An example of this can be seen in how the Tories are aiming to allow the mainsteam communications media to continue to self-regulate, even as the scandal of phone-hacking is still being investigated, and police are still in the process of questioning and charging possible criminal suspects.
It is exactly the same with the financial crisis: the failed and disgraced bankers and financiers are close friends, colleagues and relatives of members of the Tory Party – that is why there have been no arrests stemming from the actions leading to the world recession.
Those close to the corridors of power suggest this is because the politicians know that it will be easier to sneak this lack of statutory regulation through before any high profile sentences are passed against the Prime Minister’s former media secretary, Andy Coulson, and close friend Rebekah Brooks.
Hacked Off said it was concerned by comments made by Tory ministers.
Appearing before the inquiry, the education secretary, Michael Gove, argued against the statutory regulation of the press and urged Leveson to “consider carefully” his proposals.
Theresa May, home secretary, has given a warning on possible “unintended consequences” if self-regulation were scrapped.
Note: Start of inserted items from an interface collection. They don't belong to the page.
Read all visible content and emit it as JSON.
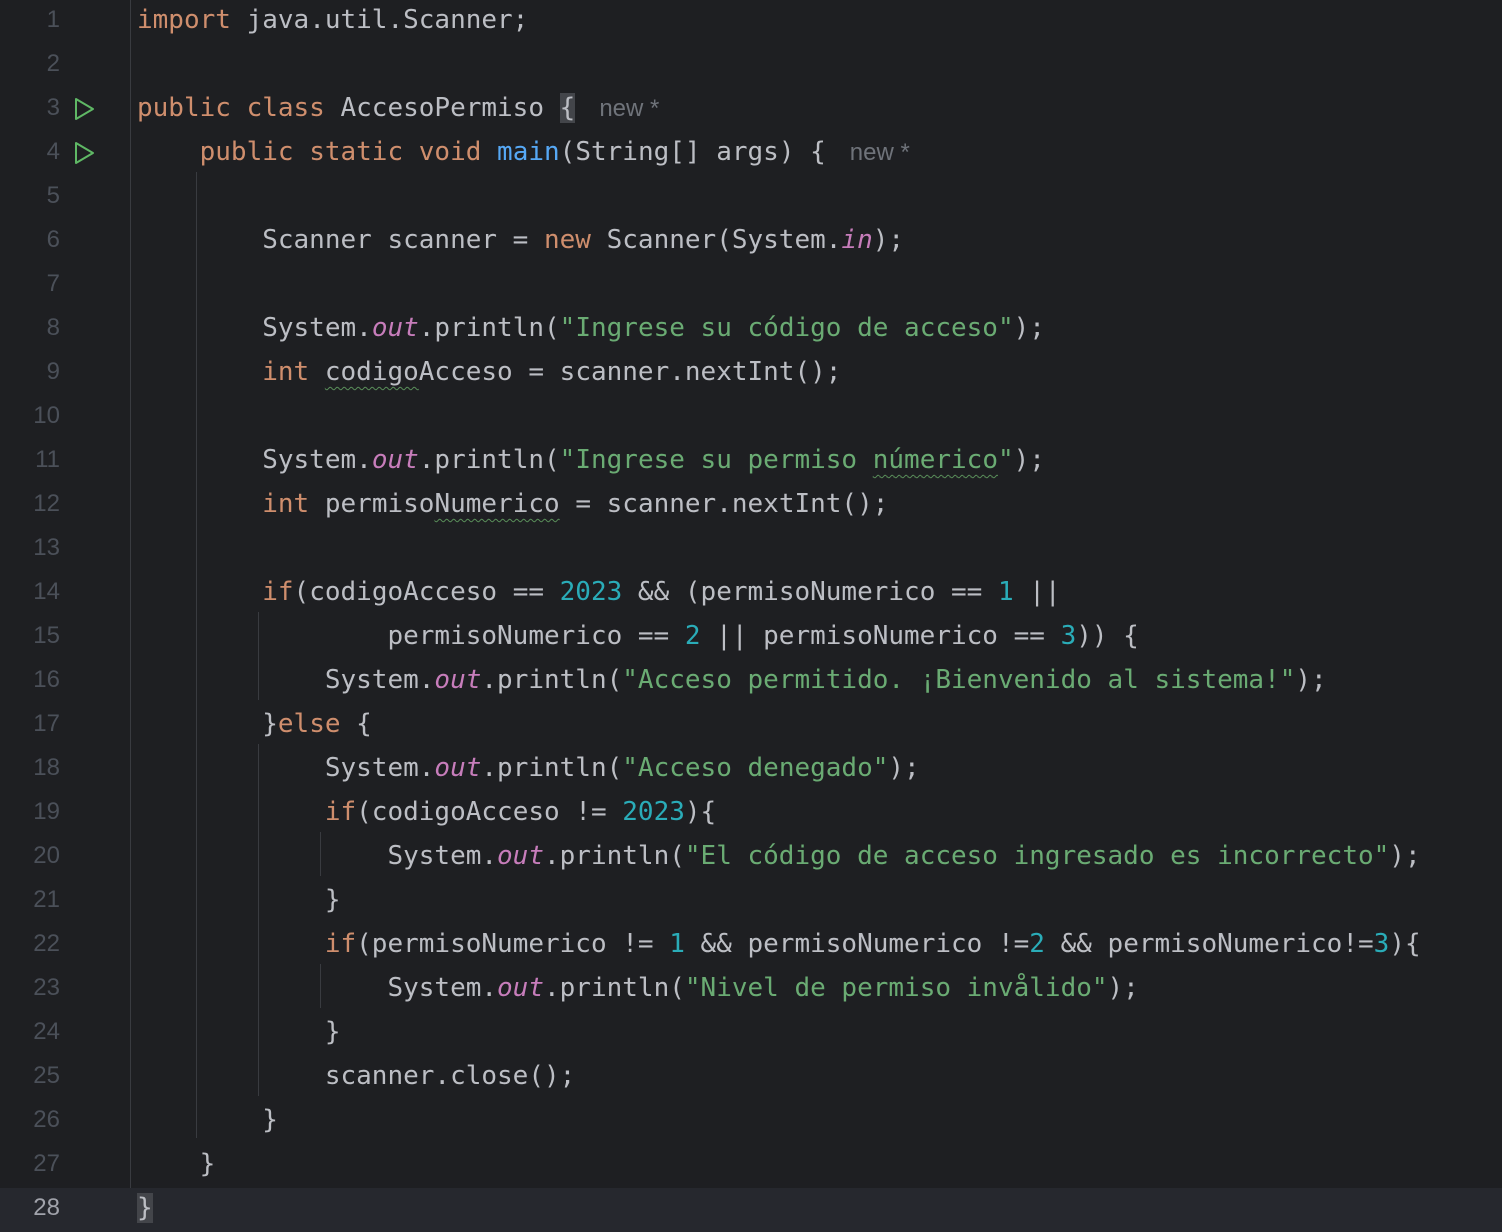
{
  "editor": {
    "current_line": 28,
    "inline_hint": "new *",
    "lines": [
      {
        "n": "1",
        "tokens": [
          {
            "t": "import",
            "c": "kw"
          },
          {
            "t": " java.util.Scanner;"
          }
        ]
      },
      {
        "n": "2",
        "tokens": []
      },
      {
        "n": "3",
        "run": true,
        "tokens": [
          {
            "t": "public class",
            "c": "kw"
          },
          {
            "t": " AccesoPermiso "
          },
          {
            "t": "{",
            "c": "brace-hl"
          }
        ],
        "hint": "new *"
      },
      {
        "n": "4",
        "run": true,
        "tokens": [
          {
            "t": "    "
          },
          {
            "t": "public static void",
            "c": "kw"
          },
          {
            "t": " "
          },
          {
            "t": "main",
            "c": "fn"
          },
          {
            "t": "(String[] args) {"
          }
        ],
        "hint": "new *"
      },
      {
        "n": "5",
        "tokens": []
      },
      {
        "n": "6",
        "tokens": [
          {
            "t": "        Scanner scanner = "
          },
          {
            "t": "new",
            "c": "kw"
          },
          {
            "t": " Scanner(System."
          },
          {
            "t": "in",
            "c": "st"
          },
          {
            "t": ");"
          }
        ]
      },
      {
        "n": "7",
        "tokens": []
      },
      {
        "n": "8",
        "tokens": [
          {
            "t": "        System."
          },
          {
            "t": "out",
            "c": "st"
          },
          {
            "t": ".println("
          },
          {
            "t": "\"Ingrese su código de acceso\"",
            "c": "str"
          },
          {
            "t": ");"
          }
        ]
      },
      {
        "n": "9",
        "tokens": [
          {
            "t": "        "
          },
          {
            "t": "int",
            "c": "kw"
          },
          {
            "t": " "
          },
          {
            "t": "codigo",
            "c": "wavy"
          },
          {
            "t": "Acceso = scanner.nextInt();"
          }
        ]
      },
      {
        "n": "10",
        "tokens": []
      },
      {
        "n": "11",
        "tokens": [
          {
            "t": "        System."
          },
          {
            "t": "out",
            "c": "st"
          },
          {
            "t": ".println("
          },
          {
            "t": "\"Ingrese su permiso ",
            "c": "str"
          },
          {
            "t": "númerico",
            "c": "str wavy"
          },
          {
            "t": "\"",
            "c": "str"
          },
          {
            "t": ");"
          }
        ]
      },
      {
        "n": "12",
        "tokens": [
          {
            "t": "        "
          },
          {
            "t": "int",
            "c": "kw"
          },
          {
            "t": " permiso"
          },
          {
            "t": "Numerico",
            "c": "wavy"
          },
          {
            "t": " = scanner.nextInt();"
          }
        ]
      },
      {
        "n": "13",
        "tokens": []
      },
      {
        "n": "14",
        "tokens": [
          {
            "t": "        "
          },
          {
            "t": "if",
            "c": "kw"
          },
          {
            "t": "(codigoAcceso == "
          },
          {
            "t": "2023",
            "c": "num"
          },
          {
            "t": " && (permisoNumerico == "
          },
          {
            "t": "1",
            "c": "num"
          },
          {
            "t": " ||"
          }
        ]
      },
      {
        "n": "15",
        "tokens": [
          {
            "t": "                permisoNumerico == "
          },
          {
            "t": "2",
            "c": "num"
          },
          {
            "t": " || permisoNumerico == "
          },
          {
            "t": "3",
            "c": "num"
          },
          {
            "t": ")) {"
          }
        ]
      },
      {
        "n": "16",
        "tokens": [
          {
            "t": "            System."
          },
          {
            "t": "out",
            "c": "st"
          },
          {
            "t": ".println("
          },
          {
            "t": "\"Acceso permitido. ¡Bienvenido al sistema!\"",
            "c": "str"
          },
          {
            "t": ");"
          }
        ]
      },
      {
        "n": "17",
        "tokens": [
          {
            "t": "        }"
          },
          {
            "t": "else",
            "c": "kw"
          },
          {
            "t": " {"
          }
        ]
      },
      {
        "n": "18",
        "tokens": [
          {
            "t": "            System."
          },
          {
            "t": "out",
            "c": "st"
          },
          {
            "t": ".println("
          },
          {
            "t": "\"Acceso denegado\"",
            "c": "str"
          },
          {
            "t": ");"
          }
        ]
      },
      {
        "n": "19",
        "tokens": [
          {
            "t": "            "
          },
          {
            "t": "if",
            "c": "kw"
          },
          {
            "t": "(codigoAcceso != "
          },
          {
            "t": "2023",
            "c": "num"
          },
          {
            "t": "){"
          }
        ]
      },
      {
        "n": "20",
        "tokens": [
          {
            "t": "                System."
          },
          {
            "t": "out",
            "c": "st"
          },
          {
            "t": ".println("
          },
          {
            "t": "\"El código de acceso ingresado es incorrecto\"",
            "c": "str"
          },
          {
            "t": ");"
          }
        ]
      },
      {
        "n": "21",
        "tokens": [
          {
            "t": "            }"
          }
        ]
      },
      {
        "n": "22",
        "tokens": [
          {
            "t": "            "
          },
          {
            "t": "if",
            "c": "kw"
          },
          {
            "t": "(permisoNumerico != "
          },
          {
            "t": "1",
            "c": "num"
          },
          {
            "t": " && permisoNumerico !="
          },
          {
            "t": "2",
            "c": "num"
          },
          {
            "t": " && permisoNumerico!="
          },
          {
            "t": "3",
            "c": "num"
          },
          {
            "t": "){"
          }
        ]
      },
      {
        "n": "23",
        "tokens": [
          {
            "t": "                System."
          },
          {
            "t": "out",
            "c": "st"
          },
          {
            "t": ".println("
          },
          {
            "t": "\"Nivel de permiso invålido\"",
            "c": "str"
          },
          {
            "t": ");"
          }
        ]
      },
      {
        "n": "24",
        "tokens": [
          {
            "t": "            }"
          }
        ]
      },
      {
        "n": "25",
        "tokens": [
          {
            "t": "            scanner.close();"
          }
        ]
      },
      {
        "n": "26",
        "tokens": [
          {
            "t": "        }"
          }
        ]
      },
      {
        "n": "27",
        "tokens": [
          {
            "t": "    }"
          }
        ]
      },
      {
        "n": "28",
        "tokens": [
          {
            "t": "}",
            "c": "brace-hl"
          }
        ]
      }
    ]
  },
  "colors": {
    "background": "#1e1f22",
    "keyword": "#cf8e6d",
    "string": "#6aab73",
    "number": "#2aacb8",
    "static_field": "#c77dbb",
    "method": "#56a8f5",
    "run_icon": "#5fb865"
  }
}
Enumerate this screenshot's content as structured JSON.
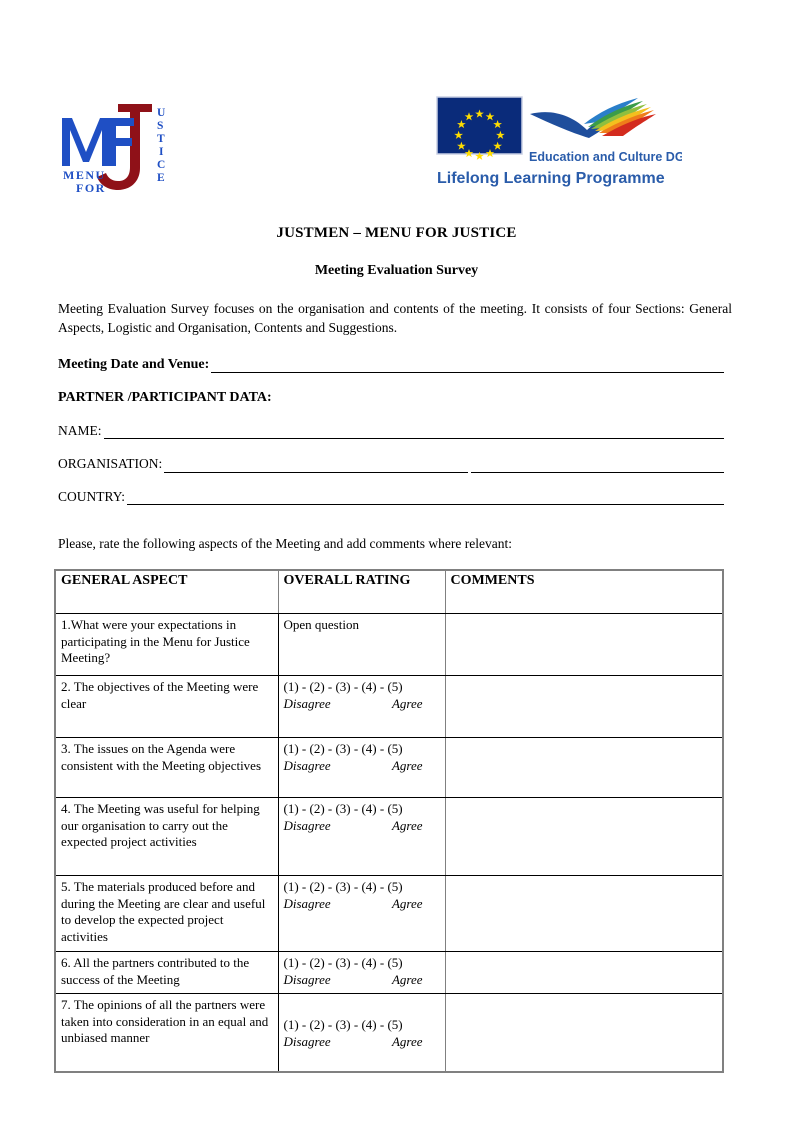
{
  "logos": {
    "mfj": {
      "name": "menu-for-justice-logo",
      "letters_blue": "MF",
      "menu": "MENU",
      "for": "FOR",
      "j": "J",
      "justice_vertical": [
        "U",
        "S",
        "T",
        "I",
        "C",
        "E"
      ],
      "blue": "#1f4fc4",
      "red": "#8f1118"
    },
    "eu": {
      "name": "lifelong-learning-programme-logo",
      "flag_alt": "european-union-flag",
      "dg_text": "Education and Culture DG",
      "programme_text": "Lifelong Learning Programme",
      "flag_blue": "#0a2b7a",
      "star_yellow": "#ffdd00",
      "text_blue": "#2a5caa",
      "swoosh_blue": "#1f4e9c",
      "stripe_colors": [
        "#d32b1e",
        "#ef7d1a",
        "#f4c01e",
        "#8fbf3f",
        "#3b9c49",
        "#2a7fc9"
      ]
    }
  },
  "document": {
    "title": "JUSTMEN – MENU FOR JUSTICE",
    "subtitle": "Meeting Evaluation Survey",
    "intro": "Meeting Evaluation Survey focuses on the organisation and contents of the meeting. It consists of four Sections: General Aspects, Logistic and Organisation, Contents and Suggestions."
  },
  "form": {
    "meeting_date_venue_label": "Meeting Date and Venue:",
    "partner_participant_heading": "PARTNER /PARTICIPANT DATA:",
    "name_label": "NAME:",
    "organisation_label": "ORGANISATION:",
    "country_label": "COUNTRY:",
    "meeting_date_venue_value": "",
    "name_value": "",
    "organisation_value": "",
    "country_value": ""
  },
  "rate_instruction": "Please, rate the following aspects of the Meeting and add comments where relevant:",
  "table": {
    "headers": {
      "aspect": "GENERAL ASPECT",
      "rating": "OVERALL RATING",
      "comments": "COMMENTS"
    },
    "scale": "(1) - (2) - (3) - (4) - (5)",
    "low_label": "Disagree",
    "high_label": "Agree",
    "open_question": "Open question",
    "rows": [
      {
        "aspect": "1.What were your expectations in participating in the Menu for Justice Meeting?",
        "rating_type": "open",
        "comment": ""
      },
      {
        "aspect": "2. The objectives of the Meeting were clear",
        "rating_type": "scale",
        "comment": ""
      },
      {
        "aspect": "3. The issues on the Agenda were consistent with the Meeting objectives",
        "rating_type": "scale",
        "comment": ""
      },
      {
        "aspect": "4. The Meeting was useful for helping our organisation to carry out the expected project activities",
        "rating_type": "scale",
        "comment": ""
      },
      {
        "aspect": "5. The materials  produced before and during the Meeting are clear and useful to develop the expected project activities",
        "rating_type": "scale",
        "comment": ""
      },
      {
        "aspect": "6. All the partners contributed to the success of the Meeting",
        "rating_type": "scale",
        "comment": ""
      },
      {
        "aspect": "7. The opinions of all the partners were taken into consideration in an equal and unbiased manner",
        "rating_type": "scale",
        "comment": ""
      }
    ]
  }
}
Gove, of course, formerly worked for Murdoch’s News International, a subsidary of News Corp.
On 5 July 2011 in partnership with Professor Brian Cathcart and other concerned individuals, the Media Standards Trust formed the “Hacked Off” campaign.
The Media Standards Trust was formed in 2006 to address concerns of a deterioration in journalistic standards at a time when the media were becoming enormously powerful while remaining largely opaque and unaccountable.